Wednesday, January 17, 2007

$100 project: One example, and an invitation to join us!

A few months ago, I posted about the $100 project that my Calvin seminar is doing, where each of us has to find something meaningful and interesting to do with a hundred bucks and write about it. Got a lot of good ideas and suggestions. I liked Helen's idea of using the money to facilitate a community garage sale, but alas, it's not exactly garage sale season with winter in Illinois. Stacey sent a link to her church's website, where they reported on what folks did in a similar project with $10 bills. It was great to read about all the creative ways that people used their money and multiplied it for kingdom purposes; I was particularly amazed by the person who bought an old, antique Eveready flashlight for $10 and sold it on eBay for $1500. I never knew that there were such serious flashlight collectors out there.

Alas, my $100 is still sitting in an envelope on my dresser. I haven't done anything with it yet. Which means that functionally, I'm no better than the lazy servant that buried his talents in the backyard (an experience that one of my fellow Calvin participants is replicating). I suppose that that's a lesson in itself. It's convicting to realize that my inaction and procrastination puts me in the same company as the wicked and lazy servant that should have at least put the money in the bank. I am feeling more sympathetic to that third servant, and I'm wondering if he started to panic when his master's return approached. (The deadline for our project is supposed to be June 1, 2007.)

Anyway, we just got one $100 report from Deb Rienstra, the convener of our seminar. She's an English prof at Calvin and the author of So Much More and Great With Child, which is the most thoughtful, meditative, literary and spiritually profound book I've ever encountered on the topic of pregnancy, childbirth and parenting a newborn - if you're expecting or have a new baby, you simply must read this book! Here's an excerpt from Deb's blog post about her $100:
Here's what I did: I obliged my class of poetry-writing students to come up with an idea for how to spend the money. The first suggestions pretty much missed the spirit of the deal: "Let's throw the money at a homeless person. The sheer waste of it would be so poignant." "Let's build a zipline on campus." That's about when I shut down the class discussion and asked people to think about it and e-mail me later.

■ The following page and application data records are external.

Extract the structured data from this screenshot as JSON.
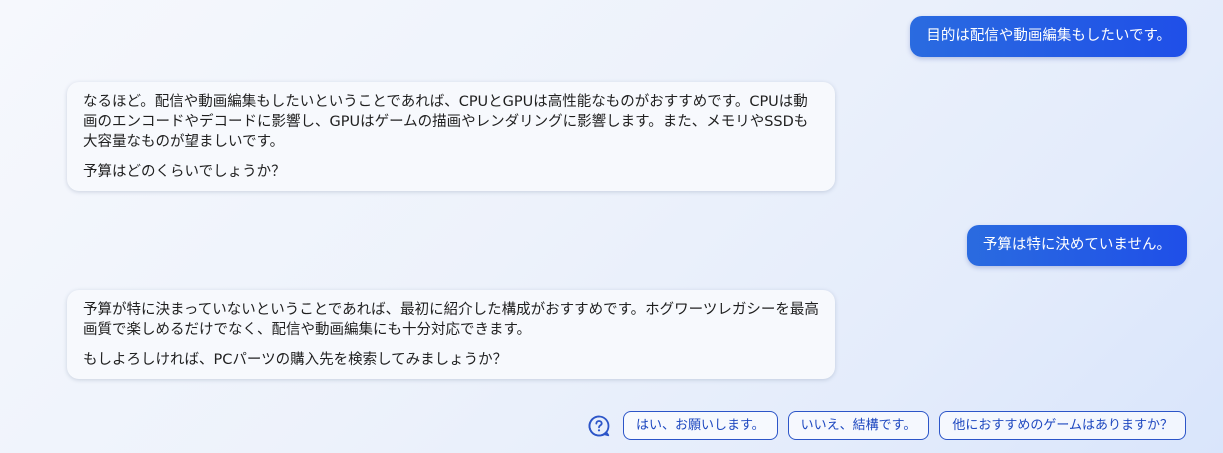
{
  "conversation": {
    "messages": [
      {
        "role": "user",
        "text": "目的は配信や動画編集もしたいです。"
      },
      {
        "role": "assistant",
        "paragraphs": [
          "なるほど。配信や動画編集もしたいということであれば、CPUとGPUは高性能なものがおすすめです。CPUは動画のエンコードやデコードに影響し、GPUはゲームの描画やレンダリングに影響します。また、メモリやSSDも大容量なものが望ましいです。",
          "予算はどのくらいでしょうか？"
        ]
      },
      {
        "role": "user",
        "text": "予算は特に決めていません。"
      },
      {
        "role": "assistant",
        "paragraphs": [
          "予算が特に決まっていないということであれば、最初に紹介した構成がおすすめです。ホグワーツレガシーを最高画質で楽しめるだけでなく、配信や動画編集にも十分対応できます。",
          "もしよろしければ、PCパーツの購入先を検索してみましょうか？"
        ]
      }
    ]
  },
  "suggestions": {
    "icon": "help-question-icon",
    "items": [
      "はい、お願いします。",
      "いいえ、結構です。",
      "他におすすめのゲームはありますか？"
    ]
  },
  "colors": {
    "user_bubble": "#2563e6",
    "chip_border": "#2c55c8",
    "chip_text": "#1e48c0"
  }
}
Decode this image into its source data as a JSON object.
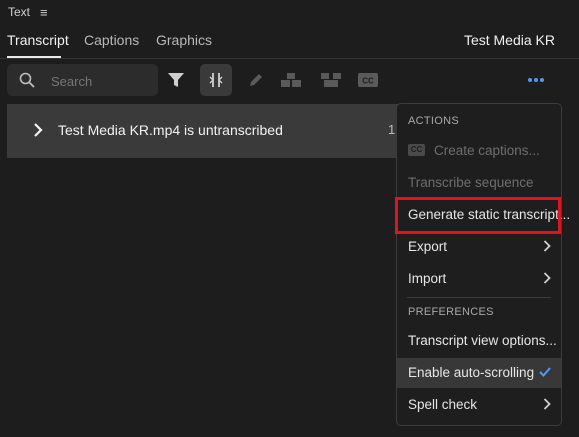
{
  "panel": {
    "title": "Text"
  },
  "tabs": [
    {
      "label": "Transcript",
      "active": true
    },
    {
      "label": "Captions",
      "active": false
    },
    {
      "label": "Graphics",
      "active": false
    }
  ],
  "media_name": "Test Media KR",
  "search": {
    "placeholder": "Search"
  },
  "toolbar_icons": [
    "search-icon",
    "filter-icon",
    "merge-segments-icon",
    "pencil-icon",
    "split-icon",
    "join-icon",
    "cc-icon",
    "more-icon"
  ],
  "clip": {
    "name": "Test Media KR.mp4 is untranscribed",
    "count": "1"
  },
  "menu": {
    "actions_header": "ACTIONS",
    "create_captions": "Create captions...",
    "cc_badge": "CC",
    "transcribe_sequence": "Transcribe sequence",
    "generate_static": "Generate static transcript...",
    "export": "Export",
    "import": "Import",
    "preferences_header": "PREFERENCES",
    "transcript_view_options": "Transcript view options...",
    "enable_auto_scrolling": "Enable auto-scrolling",
    "spell_check": "Spell check"
  },
  "colors": {
    "accent": "#4b9cf5",
    "highlight_box": "#e0131f"
  }
}
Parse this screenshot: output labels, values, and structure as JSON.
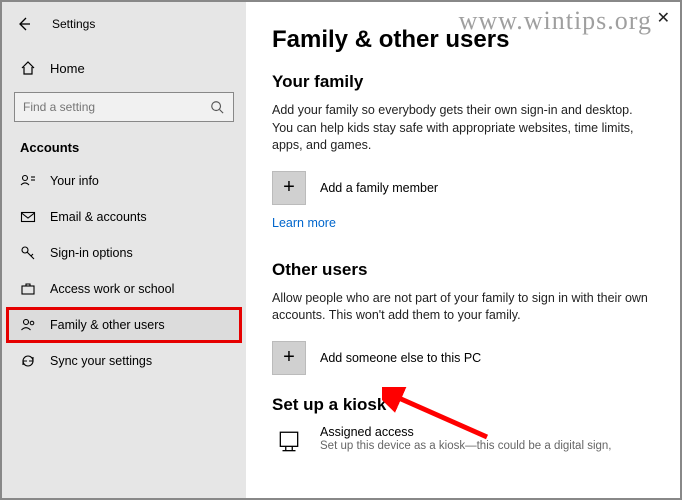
{
  "window": {
    "settings_label": "Settings",
    "close_glyph": "✕"
  },
  "sidebar": {
    "home_label": "Home",
    "search_placeholder": "Find a setting",
    "category_label": "Accounts",
    "items": [
      {
        "label": "Your info"
      },
      {
        "label": "Email & accounts"
      },
      {
        "label": "Sign-in options"
      },
      {
        "label": "Access work or school"
      },
      {
        "label": "Family & other users"
      },
      {
        "label": "Sync your settings"
      }
    ]
  },
  "main": {
    "title": "Family & other users",
    "family": {
      "heading": "Your family",
      "desc": "Add your family so everybody gets their own sign-in and desktop. You can help kids stay safe with appropriate websites, time limits, apps, and games.",
      "add_label": "Add a family member",
      "learn_more": "Learn more"
    },
    "other": {
      "heading": "Other users",
      "desc": "Allow people who are not part of your family to sign in with their own accounts. This won't add them to your family.",
      "add_label": "Add someone else to this PC"
    },
    "kiosk": {
      "heading": "Set up a kiosk",
      "name": "Assigned access",
      "sub": "Set up this device as a kiosk—this could be a digital sign,"
    }
  },
  "watermark": "www.wintips.org",
  "annotations": {
    "highlight_color": "#e60000",
    "arrow_color": "#ff0000"
  }
}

The next week, two women in the class independently came up with the same idea: to do a poetry workshop at a local elementary school. Now THAT, I thought, could be good.

So I worked with the Service-Learning Center at Calvin and contacted a teacher at the Montessori public school downtown: multi-ethnic student body, good share of at-risk kids, lower socio-economic profile, and not much funding for the arts. My students and I visited the school for two one-hour sessions on separate days. Each of my students worked with two or three fifth-graders. We had lesson plans and everything. After the two sessions, we took the "manuscripts" back to Calvin and turned them into a pretty nifty chapbook. We used the hundred bucks to make plenty of copies for everyone. The copy bill came to $106.25.

Her blog post also has some examples of the poetry that her project created. I'm very impressed with how concrete Deb's project was and the potential impact on young students. I still remember my first published work as a first-grader that appeared in my school district's "literary magazine," a poem that read, "Red is fire. Red is chalk. Red is like a finger talk." This was then followed by my third-grade contribution, when I was aspiring to be an astronaut:
In the solar system there are nine
Planets born at the same time.
Mercury, Venus, Earth and Mars,
Jupiter, Saturn, still far from the stars.
Uranus, Neptune, Pluto is last,
These are the planets, moving fast.
Of course, now Pluto is being demoted from planethood and other objects are now understood to be part of our system . . . but I find it significant that I still remember these poems, and somehow I've followed my vocational calling into Christian publishing. Anyway, kudos to Deb and her Calvin students for their initiative, and I hope they continue the effort in the future! And I'm still looking for something creative and missional to do with my $100. Any more ideas out there?

Actually, would anybody else be interested in doing this along with me? I was realizing that one simple way that many of the people at Stacey's church multiplied their money was to enlist friends and family members to join them in their effort. I didn't offer an invitation on my last post about this, so let me do that here, with every eye closed, every head bowed - if you, dear blog reader, feel the call of the Holy Spirit to use $100 strategically and intentionally for the sake of the kingdom, take the plunge and join the movement! Take this up as a new year's resolution or challenge. Let me know that you're going to do something along these lines in the next six months or so, and blog about it on your own blog. And invite others to do the same. Let's see what happens!


L.L. Barkat said...

I like your early poetry. Thanks for sharing it!

Anonymous said...

I found this site purely by accident, but what a coincidence! I'm reading your book...and enjoying it!!

Anonymous said...

Interesting challenge! I'll have to think about whether to accept it or not.

I could lead a poetry workshop, I think...

And I am especially challenged by your thought that the third servant was just procrastinating. Maybe he never meant to keep the talent buried. He just couldn't think of a reason to dig it up and risk losing it.

Which reminds me, I always wondered what the master would have done if one of the servants had risked the talents and lost them.

Or is it impossible for us to lose the gifts God gives us to serve him with?